Few willing to take responsibility for cleaning up waste as bitter 20 year fight over oil pollution heads for another legal judgement.
When an oil company makes a mess, who clears up, and who pays?
The answer would appear to be fairly simple, but in the case of the legal battle between Ecuador and Chevron, it’s anything but. Billed as a 'David v Goliath’ scenario by Ecuador President Rafael Correa, it boasts a $19 billion lawsuit, accusations of fraud, phone-tapping, together with an appearance from Lethal Weapon star Danny Glover.
What we know is that for 20 years Ecuadorian citizens in the oil rich states of Sucumbios and Orellana have sought compensation for what they say is damage caused by Chevron subsidiary Texaco.
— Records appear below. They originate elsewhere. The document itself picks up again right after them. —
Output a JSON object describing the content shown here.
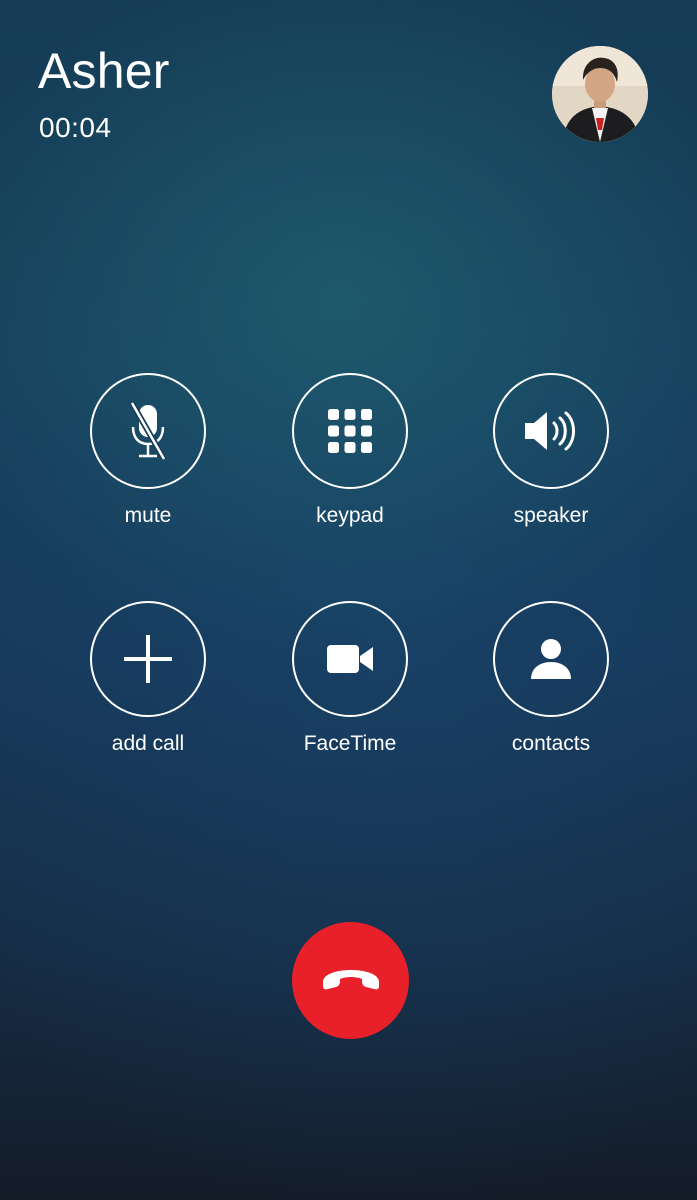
{
  "call": {
    "caller_name": "Asher",
    "timer": "00:04"
  },
  "controls": [
    {
      "label": "mute",
      "icon": "mic-slash-icon"
    },
    {
      "label": "keypad",
      "icon": "keypad-grid-icon"
    },
    {
      "label": "speaker",
      "icon": "speaker-icon"
    },
    {
      "label": "add call",
      "icon": "plus-icon"
    },
    {
      "label": "FaceTime",
      "icon": "video-camera-icon"
    },
    {
      "label": "contacts",
      "icon": "person-icon"
    }
  ],
  "end_call": {
    "icon": "phone-hangup-icon",
    "color": "#e8202a"
  },
  "colors": {
    "accent_end": "#e8202a",
    "foreground": "#ffffff"
  }
}
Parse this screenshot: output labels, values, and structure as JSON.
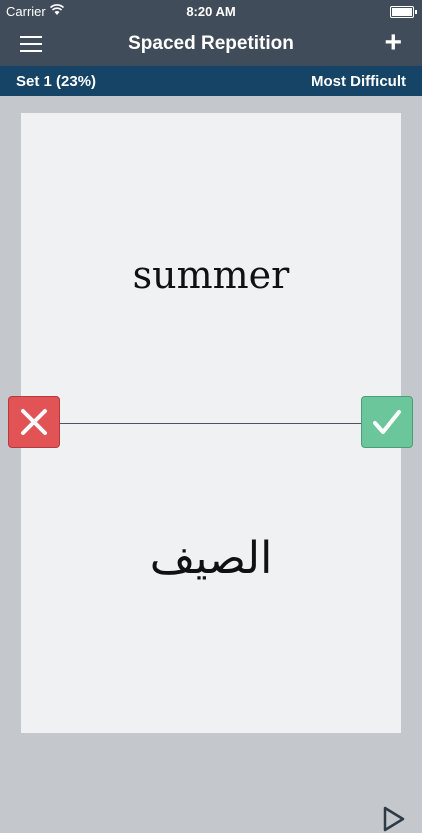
{
  "status": {
    "carrier": "Carrier",
    "time": "8:20 AM",
    "battery_level": 1.0
  },
  "nav": {
    "title": "Spaced Repetition",
    "menu_icon": "hamburger-icon",
    "add_icon": "plus-icon",
    "add_label": "+"
  },
  "set": {
    "name": "Set 1 (23%)",
    "mode": "Most Difficult"
  },
  "card": {
    "front": "summer",
    "back": "الصيف"
  },
  "actions": {
    "wrong_icon": "x-icon",
    "right_icon": "checkmark-icon",
    "play_icon": "play-icon"
  },
  "colors": {
    "nav": "#404c59",
    "setbar": "#154466",
    "wrong": "#e15355",
    "right": "#6cc69c",
    "card": "#eff1f2"
  }
}
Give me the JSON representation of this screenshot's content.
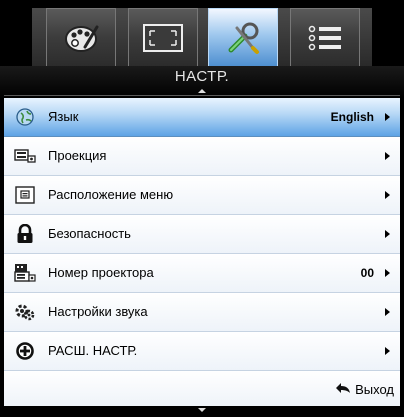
{
  "tabs": [
    {
      "icon": "palette-icon",
      "active": false
    },
    {
      "icon": "screen-frame-icon",
      "active": false
    },
    {
      "icon": "tools-icon",
      "active": true
    },
    {
      "icon": "list-icon",
      "active": false
    }
  ],
  "title": "НАСТР.",
  "items": [
    {
      "icon": "globe-icon",
      "label": "Язык",
      "value": "English",
      "selected": true
    },
    {
      "icon": "projection-icon",
      "label": "Проекция",
      "value": "",
      "selected": false
    },
    {
      "icon": "menu-location-icon",
      "label": "Расположение меню",
      "value": "",
      "selected": false
    },
    {
      "icon": "lock-icon",
      "label": "Безопасность",
      "value": "",
      "selected": false
    },
    {
      "icon": "projector-id-icon",
      "label": "Номер проектора",
      "value": "00",
      "selected": false
    },
    {
      "icon": "sound-settings-icon",
      "label": "Настройки звука",
      "value": "",
      "selected": false
    },
    {
      "icon": "advanced-plus-icon",
      "label": "РАСШ. НАСТР.",
      "value": "",
      "selected": false
    }
  ],
  "exit_label": "Выход",
  "colors": {
    "selected_row": "#5ea3e5",
    "active_tab": "#4e8fd0",
    "frame": "#000000"
  }
}
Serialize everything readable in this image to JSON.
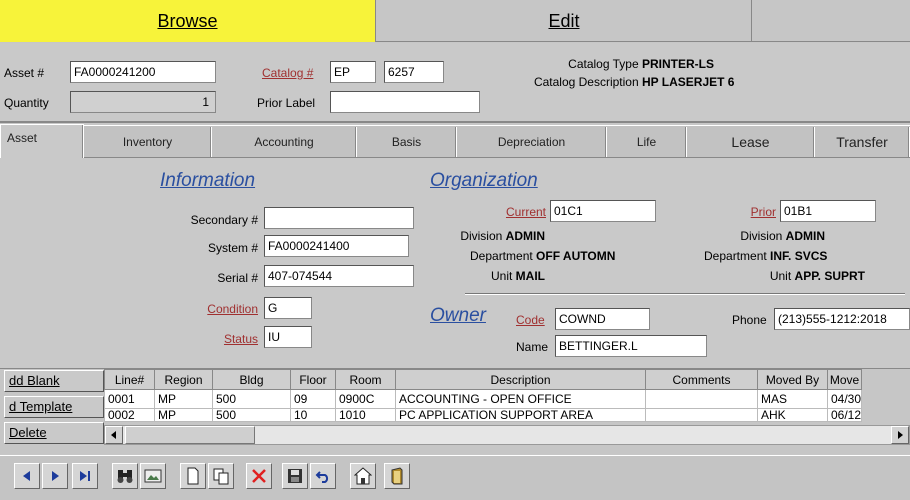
{
  "modes": {
    "browse": "Browse",
    "edit": "Edit"
  },
  "header": {
    "asset_label": "Asset #",
    "asset_value": "FA0000241200",
    "quantity_label": "Quantity",
    "quantity_value": "1",
    "catalog_label": "Catalog #",
    "catalog_prefix": "EP",
    "catalog_number": "6257",
    "prior_label_label": "Prior Label",
    "prior_label_value": "",
    "catalog_type_label": "Catalog Type",
    "catalog_type_value": "PRINTER-LS",
    "catalog_desc_label": "Catalog Description",
    "catalog_desc_value": "HP LASERJET 6"
  },
  "tabs": [
    "Asset",
    "Inventory",
    "Accounting",
    "Basis",
    "Depreciation",
    "Life",
    "Lease",
    "Transfer"
  ],
  "information": {
    "title": "Information",
    "secondary_label": "Secondary #",
    "secondary_value": "",
    "system_label": "System #",
    "system_value": "FA0000241400",
    "serial_label": "Serial #",
    "serial_value": "407-074544",
    "condition_label": "Condition",
    "condition_value": "G",
    "status_label": "Status",
    "status_value": "IU"
  },
  "organization": {
    "title": "Organization",
    "current_label": "Current",
    "current_value": "01C1",
    "current_division_label": "Division",
    "current_division": "ADMIN",
    "current_department_label": "Department",
    "current_department": "OFF AUTOMN",
    "current_unit_label": "Unit",
    "current_unit": "MAIL",
    "prior_label": "Prior",
    "prior_value": "01B1",
    "prior_division_label": "Division",
    "prior_division": "ADMIN",
    "prior_department_label": "Department",
    "prior_department": "INF. SVCS",
    "prior_unit_label": "Unit",
    "prior_unit": "APP. SUPRT"
  },
  "owner": {
    "title": "Owner",
    "code_label": "Code",
    "code_value": "COWND",
    "name_label": "Name",
    "name_value": "BETTINGER.L",
    "phone_label": "Phone",
    "phone_value": "(213)555-1212:2018"
  },
  "side_buttons": [
    "dd Blank",
    "d Template",
    "Delete"
  ],
  "grid": {
    "columns": [
      "Line#",
      "Region",
      "Bldg",
      "Floor",
      "Room",
      "Description",
      "Comments",
      "Moved By",
      "Move"
    ],
    "rows": [
      [
        "0001",
        "MP",
        "500",
        "09",
        "0900C",
        "ACCOUNTING - OPEN OFFICE",
        "",
        "MAS",
        "04/30"
      ],
      [
        "0002",
        "MP",
        "500",
        "10",
        "1010",
        "PC APPLICATION SUPPORT AREA",
        "",
        "AHK",
        "06/12"
      ]
    ]
  },
  "toolbar": {
    "icons": [
      "prev-icon",
      "next-icon",
      "last-icon",
      "binoculars-icon",
      "image-icon",
      "new-page-icon",
      "copy-icon",
      "delete-x-icon",
      "save-icon",
      "undo-icon",
      "home-icon",
      "book-icon"
    ]
  },
  "colors": {
    "browse_tab": "#f7f33a",
    "section_title": "#2a4fa0",
    "link_label": "#a03030",
    "delete_x": "#e02020"
  }
}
From 1972 to 1992 Texaco, bought by Chevron in 2001, extracted oil in a 440,000 hectare concession area, depositing polluted waste water in oilfield pits.
Texaco says it spent $40 million cleaning up its share of the pits, adding that this was approved in 1998 by Ecuador’s then government. These actions failed to satisfy locals, who accuse the company of hiding toxic waste pits with a thin layer of top soil, and in a damning indictment, trying to convince people “oil contaminated waters would make them stronger”.
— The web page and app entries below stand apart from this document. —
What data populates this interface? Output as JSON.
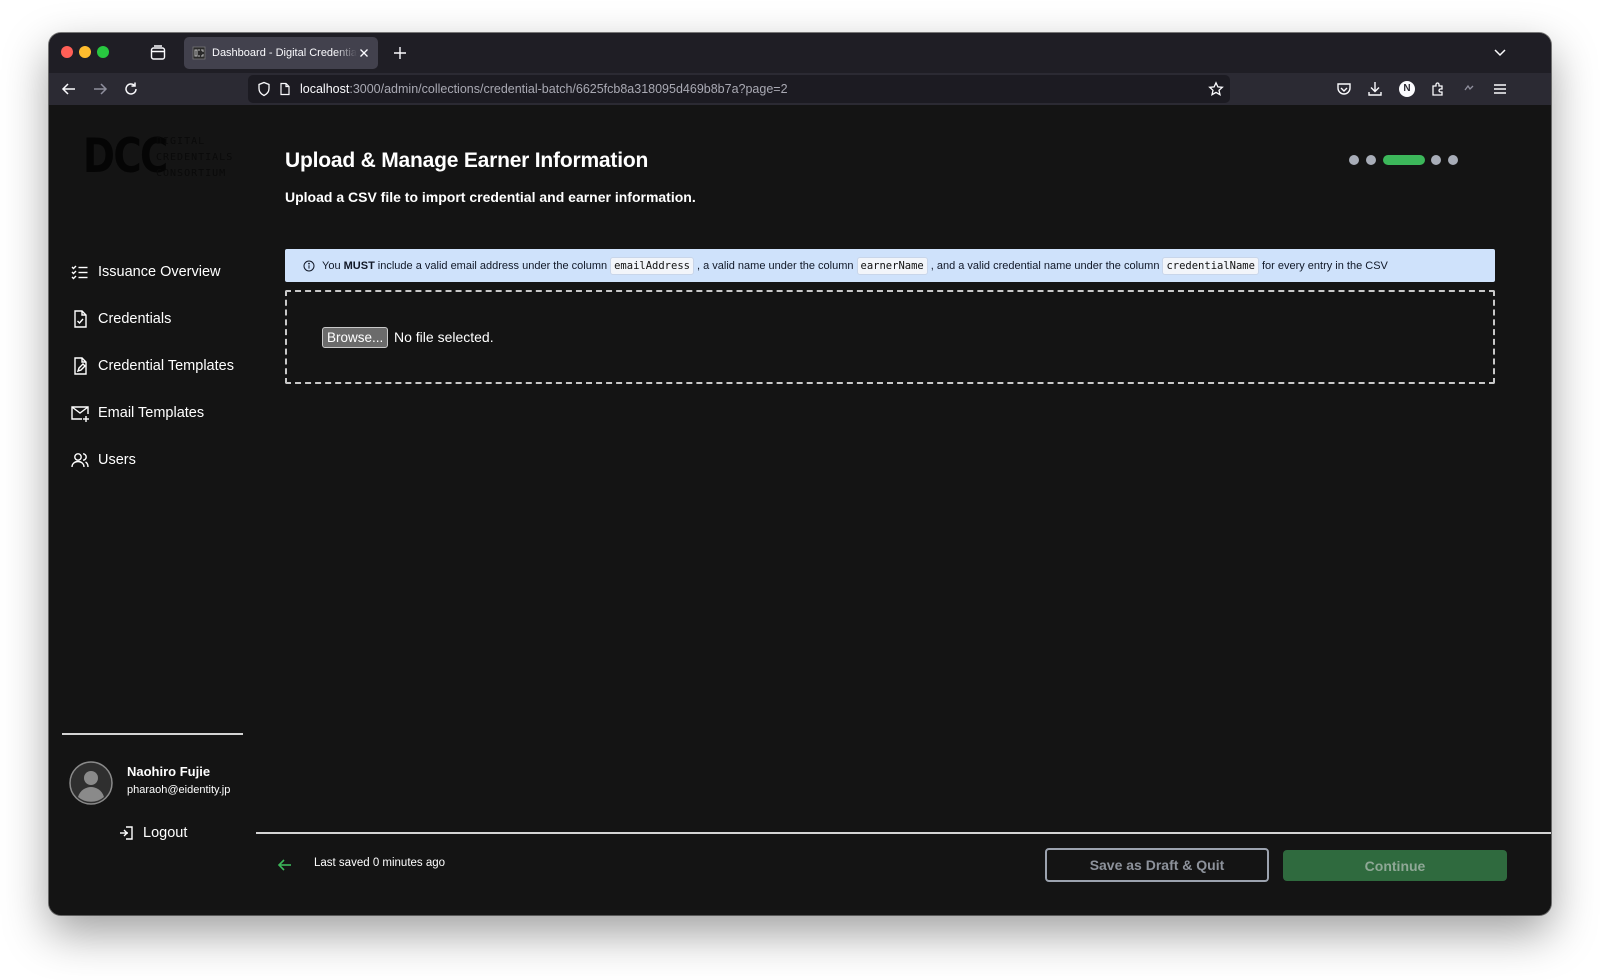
{
  "browser": {
    "tab_title": "Dashboard - Digital Credentials Consortium",
    "url_host": "localhost",
    "url_path": ":3000/admin/collections/credential-batch/6625fcb8a318095d469b8b7a?page=2",
    "profile_initial": "N"
  },
  "sidebar": {
    "logo": {
      "mark": "DCC",
      "line1": "DIGITAL",
      "line2": "CREDENTIALS",
      "line3": "CONSORTIUM"
    },
    "items": [
      {
        "label": "Issuance Overview",
        "icon": "list-check-icon"
      },
      {
        "label": "Credentials",
        "icon": "document-check-icon"
      },
      {
        "label": "Credential Templates",
        "icon": "document-edit-icon"
      },
      {
        "label": "Email Templates",
        "icon": "mail-plus-icon"
      },
      {
        "label": "Users",
        "icon": "users-icon"
      }
    ],
    "user": {
      "name": "Naohiro Fujie",
      "email": "pharaoh@eidentity.jp"
    },
    "logout_label": "Logout"
  },
  "main": {
    "title": "Upload & Manage Earner Information",
    "subtitle": "Upload a CSV file to import credential and earner information.",
    "progress": {
      "steps": 5,
      "current": 3
    },
    "alert": {
      "prefix": "You",
      "emphasis": "MUST",
      "text1": "include a valid email address under the column",
      "code1": "emailAddress",
      "text2": ", a valid name under the column",
      "code2": "earnerName",
      "text3": ", and a valid credential name under the column",
      "code3": "credentialName",
      "text4": "for every entry in the CSV"
    },
    "file_input": {
      "button_label": "Browse...",
      "status": "No file selected."
    }
  },
  "footer": {
    "last_saved": "Last saved 0 minutes ago",
    "draft_label": "Save as Draft & Quit",
    "continue_label": "Continue"
  },
  "colors": {
    "accent_green": "#3cb75a",
    "continue_bg": "#2f6a3e",
    "alert_bg": "#cfe2fb"
  }
}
“Everything was contaminated, but you do not see everything at first glance,” Céline Meneses, a Special Adviser to the Ecuadorian Foreign Minister told RTCC. “Everything seems to be normal, there is vegetation. But what is a bit strange is there are no animals. You have insects, but no animals.”
For the complete article, please see RTCC.